Breaches of contract – Part 2
What is non-performance?
Non-performance can be defined as any failure to perform or correctly perform a contractual obligation, whether this failure to perform is due to the fault or lack of fault of one of the parties. In general, non-performance is attributed to the obligor and not to the obligee, so it is necessary to assess the content of the obligation, which will be determined in the contract itself.
What are you entitled to if someone breaches a contract?
You are entitled to have the agreed obligation fulfilled and to the payment of costs and expenses generated by the breach. The contract may stipulate a penalty if the obligation is not performed in the agreed manner. The obligee may demand performance of the obligation or payment of the penalty, but not both, unless the penalty is stipulated for mere delay in performance or because the obligation is not performed in the agreed manner. The damage shall be compensated by restoration of the former situation, if possible, or by payment of damages.
What happens if a person was tricked, beaten, and/or threatened into agreeing to enter into a contract?
When the contract is concluded under threats from one of the contracting parties, or from a third party interested or not in the contract, the contract is null and void.
What happens if a contract is only partially performed?
Full performance of the contract must be demanded, if the obligation is only partially performed, the penalty will be modified in the same proportion.
To which authority should one go to demand the performance of a contract?
The Judiciary has the power to interpret and apply laws, and judges and magistrates have the power to enforce their decisions.

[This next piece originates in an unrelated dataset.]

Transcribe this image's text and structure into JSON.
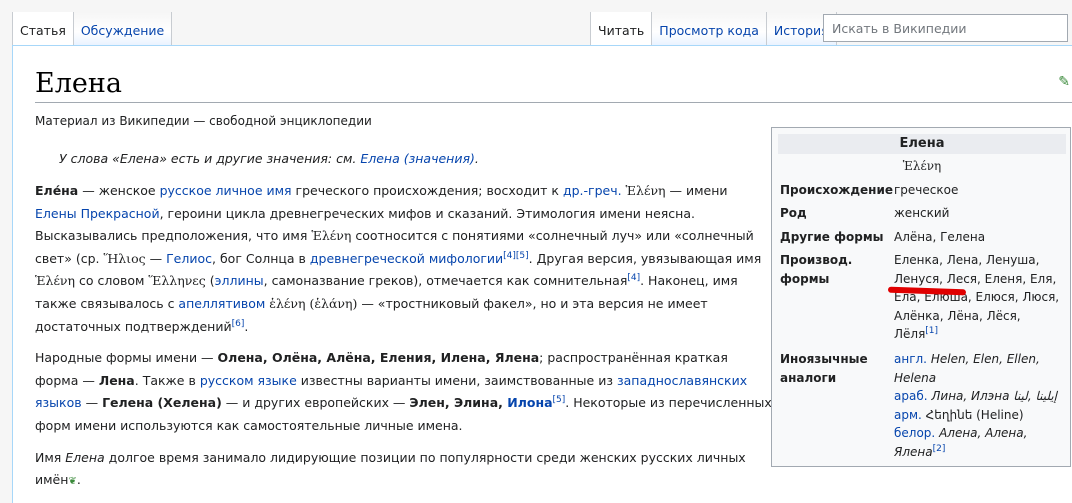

What are the consequences of breach of contract?
In the event of non-performance, one may choose to sue for compulsory performance if this is possible, or for damages. The breach of an obligation, results in damages and compensation for damages. The party in breach of contract is obliged to pay legal costs and expenses.
Actions to enforce a contract
It is possible to demand extrajudicially that one of the parties fulfills its part of the contract, however, the parties can also demand performance by mediation or by means of legal proceedings.
Extra-judicial demand for performance of the contract
This is an amicable claim that allows one of the parties to demand that the other party fulfill the obligation that binds them by virtue of what has been agreed in the contract.
This procedure will depend on the terms established in the original contract, as it may be established that the notice of termination for non-performance may be by registered mail, e-mail, or in writing, which will be carried out with the intention of resolving the differences by the other party, prior to resorting to judicial proceedings.
Presenting a lawsuit demanding the fulfillment of the contract
In the event that the parties have not reached any agreement by any of the means described above, it will be necessary to initiate legal action, which generally begins with the filing of a lawsuit demanding compliance with the contract or the payment of the refund plus the conventional penalty, in accordance with the terms of the contract.